- WHAT THE EXERCISE ASKS -
What's needed is an exact copy of all the data below, without pictures.

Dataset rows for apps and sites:
★ ★ ★ ★

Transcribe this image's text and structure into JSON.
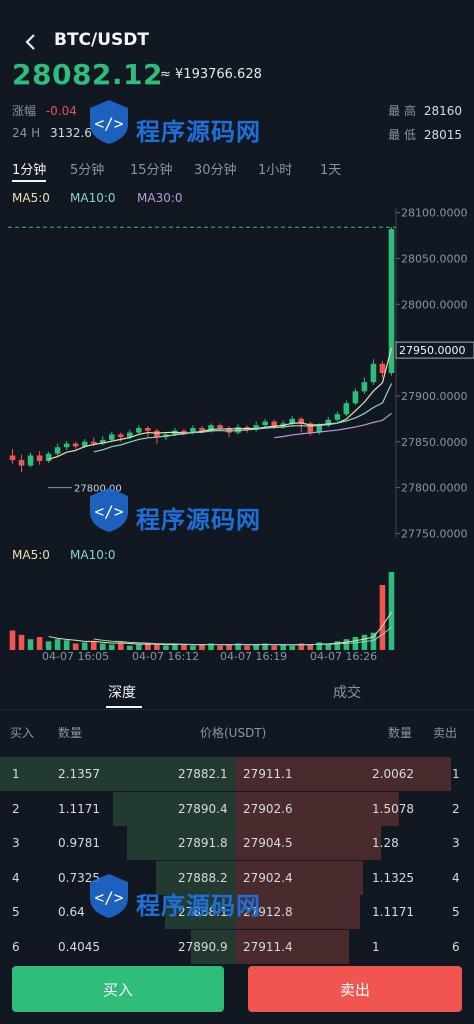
{
  "header": {
    "title": "BTC/USDT",
    "back_icon": "chevron-left-icon"
  },
  "ticker": {
    "price": "28082.12",
    "cny": "≈ ¥193766.628",
    "change_label": "涨幅",
    "change_value": "-0.04",
    "vol_label": "24 H",
    "vol_value": "3132.6",
    "high_label": "最 高",
    "high_value": "28160",
    "low_label": "最 低",
    "low_value": "28015"
  },
  "intervals": [
    "1分钟",
    "5分钟",
    "15分钟",
    "30分钟",
    "1小时",
    "1天"
  ],
  "ma_legend": {
    "ma5": "MA5:0",
    "ma10": "MA10:0",
    "ma30": "MA30:0"
  },
  "vol_legend": {
    "ma5": "MA5:0",
    "ma10": "MA10:0"
  },
  "colors": {
    "up": "#2ebd7a",
    "down": "#f0564f",
    "ma5": "#e8e0b0",
    "ma10": "#8fd3c8",
    "ma30": "#b79ae0"
  },
  "chart_data": {
    "type": "candlestick",
    "y_ticks": [
      "28100.0000",
      "28050.0000",
      "28000.0000",
      "27950.0000",
      "27900.0000",
      "27850.0000",
      "27800.0000",
      "27750.0000"
    ],
    "ylim": [
      27745,
      28105
    ],
    "current_price_label": "27950.0000",
    "high_marker": "28082",
    "low_marker": "27800.00",
    "x_ticks": [
      "04-07 16:05",
      "04-07 16:12",
      "04-07 16:19",
      "04-07 16:26"
    ],
    "candles": [
      [
        27835,
        27830,
        27842,
        27826
      ],
      [
        27830,
        27824,
        27836,
        27817
      ],
      [
        27824,
        27835,
        27838,
        27822
      ],
      [
        27835,
        27829,
        27840,
        27825
      ],
      [
        27829,
        27837,
        27839,
        27827
      ],
      [
        27837,
        27844,
        27848,
        27834
      ],
      [
        27844,
        27848,
        27851,
        27841
      ],
      [
        27848,
        27845,
        27850,
        27842
      ],
      [
        27845,
        27850,
        27853,
        27843
      ],
      [
        27850,
        27848,
        27855,
        27845
      ],
      [
        27848,
        27852,
        27856,
        27846
      ],
      [
        27852,
        27858,
        27861,
        27850
      ],
      [
        27858,
        27855,
        27860,
        27850
      ],
      [
        27855,
        27860,
        27863,
        27853
      ],
      [
        27860,
        27865,
        27868,
        27858
      ],
      [
        27865,
        27862,
        27867,
        27855
      ],
      [
        27862,
        27855,
        27864,
        27848
      ],
      [
        27855,
        27858,
        27860,
        27852
      ],
      [
        27858,
        27862,
        27865,
        27856
      ],
      [
        27862,
        27860,
        27864,
        27857
      ],
      [
        27860,
        27865,
        27868,
        27858
      ],
      [
        27865,
        27862,
        27867,
        27859
      ],
      [
        27862,
        27868,
        27870,
        27860
      ],
      [
        27868,
        27865,
        27870,
        27862
      ],
      [
        27865,
        27860,
        27867,
        27855
      ],
      [
        27860,
        27866,
        27869,
        27858
      ],
      [
        27866,
        27863,
        27868,
        27860
      ],
      [
        27863,
        27868,
        27872,
        27861
      ],
      [
        27868,
        27872,
        27875,
        27866
      ],
      [
        27872,
        27866,
        27874,
        27864
      ],
      [
        27866,
        27870,
        27873,
        27864
      ],
      [
        27870,
        27875,
        27878,
        27868
      ],
      [
        27875,
        27870,
        27877,
        27860
      ],
      [
        27870,
        27860,
        27872,
        27857
      ],
      [
        27860,
        27868,
        27870,
        27858
      ],
      [
        27868,
        27874,
        27877,
        27866
      ],
      [
        27874,
        27880,
        27883,
        27872
      ],
      [
        27880,
        27892,
        27895,
        27878
      ],
      [
        27892,
        27905,
        27908,
        27890
      ],
      [
        27905,
        27915,
        27920,
        27902
      ],
      [
        27915,
        27935,
        27940,
        27912
      ],
      [
        27935,
        27925,
        27938,
        27920
      ],
      [
        27925,
        28082,
        28084,
        27922
      ]
    ],
    "volumes": [
      18,
      14,
      10,
      12,
      8,
      10,
      9,
      6,
      7,
      8,
      6,
      5,
      7,
      4,
      5,
      6,
      5,
      4,
      6,
      5,
      4,
      5,
      6,
      4,
      5,
      6,
      4,
      5,
      6,
      4,
      5,
      4,
      6,
      5,
      7,
      6,
      8,
      10,
      12,
      14,
      16,
      60,
      72
    ]
  },
  "orderbook_tabs": [
    "深度",
    "成交"
  ],
  "orderbook_headers": {
    "buy": "买入",
    "qty": "数量",
    "price": "价格(USDT)",
    "qty2": "数量",
    "sell": "卖出"
  },
  "orderbook_rows": [
    {
      "idx": "1",
      "bq": "2.1357",
      "bp": "27882.1",
      "sp": "27911.1",
      "sq": "2.0062",
      "sidx": "1",
      "bfill": 1.0,
      "sfill": 0.95
    },
    {
      "idx": "2",
      "bq": "1.1171",
      "bp": "27890.4",
      "sp": "27902.6",
      "sq": "1.5078",
      "sidx": "2",
      "bfill": 0.52,
      "sfill": 0.72
    },
    {
      "idx": "3",
      "bq": "0.9781",
      "bp": "27891.8",
      "sp": "27904.5",
      "sq": "1.28",
      "sidx": "3",
      "bfill": 0.46,
      "sfill": 0.64
    },
    {
      "idx": "4",
      "bq": "0.7325",
      "bp": "27888.2",
      "sp": "27902.4",
      "sq": "1.1325",
      "sidx": "4",
      "bfill": 0.34,
      "sfill": 0.56
    },
    {
      "idx": "5",
      "bq": "0.64",
      "bp": "27888.1",
      "sp": "27912.8",
      "sq": "1.1171",
      "sidx": "5",
      "bfill": 0.3,
      "sfill": 0.55
    },
    {
      "idx": "6",
      "bq": "0.4045",
      "bp": "27890.9",
      "sp": "27911.4",
      "sq": "1",
      "sidx": "6",
      "bfill": 0.19,
      "sfill": 0.5
    }
  ],
  "actions": {
    "buy": "买入",
    "sell": "卖出"
  },
  "watermark": {
    "text": "程序源码网"
  }
}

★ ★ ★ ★

- WRITTEN SOLUTION -
Transcribe this image's text and structure into JSON.
{
  "header": {
    "title": "BTC/USDT",
    "back_icon": "chevron-left-icon"
  },
  "ticker": {
    "price": "28082.12",
    "cny": "≈ ¥193766.628",
    "change_label": "涨幅",
    "change_value": "-0.04",
    "vol_label": "24 H",
    "vol_value": "3132.6",
    "high_label": "最 高",
    "high_value": "28160",
    "low_label": "最 低",
    "low_value": "28015"
  },
  "intervals": [
    "1分钟",
    "5分钟",
    "15分钟",
    "30分钟",
    "1小时",
    "1天"
  ],
  "ma_legend": {
    "ma5": "MA5:0",
    "ma10": "MA10:0",
    "ma30": "MA30:0"
  },
  "vol_legend": {
    "ma5": "MA5:0",
    "ma10": "MA10:0"
  },
  "colors": {
    "up": "#2ebd7a",
    "down": "#f0564f",
    "ma5": "#e8e0b0",
    "ma10": "#8fd3c8",
    "ma30": "#b79ae0"
  },
  "chart_data": {
    "type": "candlestick",
    "y_ticks": [
      "28100.0000",
      "28050.0000",
      "28000.0000",
      "27950.0000",
      "27900.0000",
      "27850.0000",
      "27800.0000",
      "27750.0000"
    ],
    "ylim": [
      27745,
      28105
    ],
    "current_price_label": "27950.0000",
    "high_marker": "28082",
    "low_marker": "27800.00",
    "x_ticks": [
      "04-07 16:05",
      "04-07 16:12",
      "04-07 16:19",
      "04-07 16:26"
    ],
    "candles": [
      [
        27835,
        27830,
        27842,
        27826
      ],
      [
        27830,
        27824,
        27836,
        27817
      ],
      [
        27824,
        27835,
        27838,
        27822
      ],
      [
        27835,
        27829,
        27840,
        27825
      ],
      [
        27829,
        27837,
        27839,
        27827
      ],
      [
        27837,
        27844,
        27848,
        27834
      ],
      [
        27844,
        27848,
        27851,
        27841
      ],
      [
        27848,
        27845,
        27850,
        27842
      ],
      [
        27845,
        27850,
        27853,
        27843
      ],
      [
        27850,
        27848,
        27855,
        27845
      ],
      [
        27848,
        27852,
        27856,
        27846
      ],
      [
        27852,
        27858,
        27861,
        27850
      ],
      [
        27858,
        27855,
        27860,
        27850
      ],
      [
        27855,
        27860,
        27863,
        27853
      ],
      [
        27860,
        27865,
        27868,
        27858
      ],
      [
        27865,
        27862,
        27867,
        27855
      ],
      [
        27862,
        27855,
        27864,
        27848
      ],
      [
        27855,
        27858,
        27860,
        27852
      ],
      [
        27858,
        27862,
        27865,
        27856
      ],
      [
        27862,
        27860,
        27864,
        27857
      ],
      [
        27860,
        27865,
        27868,
        27858
      ],
      [
        27865,
        27862,
        27867,
        27859
      ],
      [
        27862,
        27868,
        27870,
        27860
      ],
      [
        27868,
        27865,
        27870,
        27862
      ],
      [
        27865,
        27860,
        27867,
        27855
      ],
      [
        27860,
        27866,
        27869,
        27858
      ],
      [
        27866,
        27863,
        27868,
        27860
      ],
      [
        27863,
        27868,
        27872,
        27861
      ],
      [
        27868,
        27872,
        27875,
        27866
      ],
      [
        27872,
        27866,
        27874,
        27864
      ],
      [
        27866,
        27870,
        27873,
        27864
      ],
      [
        27870,
        27875,
        27878,
        27868
      ],
      [
        27875,
        27870,
        27877,
        27860
      ],
      [
        27870,
        27860,
        27872,
        27857
      ],
      [
        27860,
        27868,
        27870,
        27858
      ],
      [
        27868,
        27874,
        27877,
        27866
      ],
      [
        27874,
        27880,
        27883,
        27872
      ],
      [
        27880,
        27892,
        27895,
        27878
      ],
      [
        27892,
        27905,
        27908,
        27890
      ],
      [
        27905,
        27915,
        27920,
        27902
      ],
      [
        27915,
        27935,
        27940,
        27912
      ],
      [
        27935,
        27925,
        27938,
        27920
      ],
      [
        27925,
        28082,
        28084,
        27922
      ]
    ],
    "volumes": [
      18,
      14,
      10,
      12,
      8,
      10,
      9,
      6,
      7,
      8,
      6,
      5,
      7,
      4,
      5,
      6,
      5,
      4,
      6,
      5,
      4,
      5,
      6,
      4,
      5,
      6,
      4,
      5,
      6,
      4,
      5,
      4,
      6,
      5,
      7,
      6,
      8,
      10,
      12,
      14,
      16,
      60,
      72
    ]
  },
  "orderbook_tabs": [
    "深度",
    "成交"
  ],
  "orderbook_headers": {
    "buy": "买入",
    "qty": "数量",
    "price": "价格(USDT)",
    "qty2": "数量",
    "sell": "卖出"
  },
  "orderbook_rows": [
    {
      "idx": "1",
      "bq": "2.1357",
      "bp": "27882.1",
      "sp": "27911.1",
      "sq": "2.0062",
      "sidx": "1",
      "bfill": 1.0,
      "sfill": 0.95
    },
    {
      "idx": "2",
      "bq": "1.1171",
      "bp": "27890.4",
      "sp": "27902.6",
      "sq": "1.5078",
      "sidx": "2",
      "bfill": 0.52,
      "sfill": 0.72
    },
    {
      "idx": "3",
      "bq": "0.9781",
      "bp": "27891.8",
      "sp": "27904.5",
      "sq": "1.28",
      "sidx": "3",
      "bfill": 0.46,
      "sfill": 0.64
    },
    {
      "idx": "4",
      "bq": "0.7325",
      "bp": "27888.2",
      "sp": "27902.4",
      "sq": "1.1325",
      "sidx": "4",
      "bfill": 0.34,
      "sfill": 0.56
    },
    {
      "idx": "5",
      "bq": "0.64",
      "bp": "27888.1",
      "sp": "27912.8",
      "sq": "1.1171",
      "sidx": "5",
      "bfill": 0.3,
      "sfill": 0.55
    },
    {
      "idx": "6",
      "bq": "0.4045",
      "bp": "27890.9",
      "sp": "27911.4",
      "sq": "1",
      "sidx": "6",
      "bfill": 0.19,
      "sfill": 0.5
    }
  ],
  "actions": {
    "buy": "买入",
    "sell": "卖出"
  },
  "watermark": {
    "text": "程序源码网"
  }
}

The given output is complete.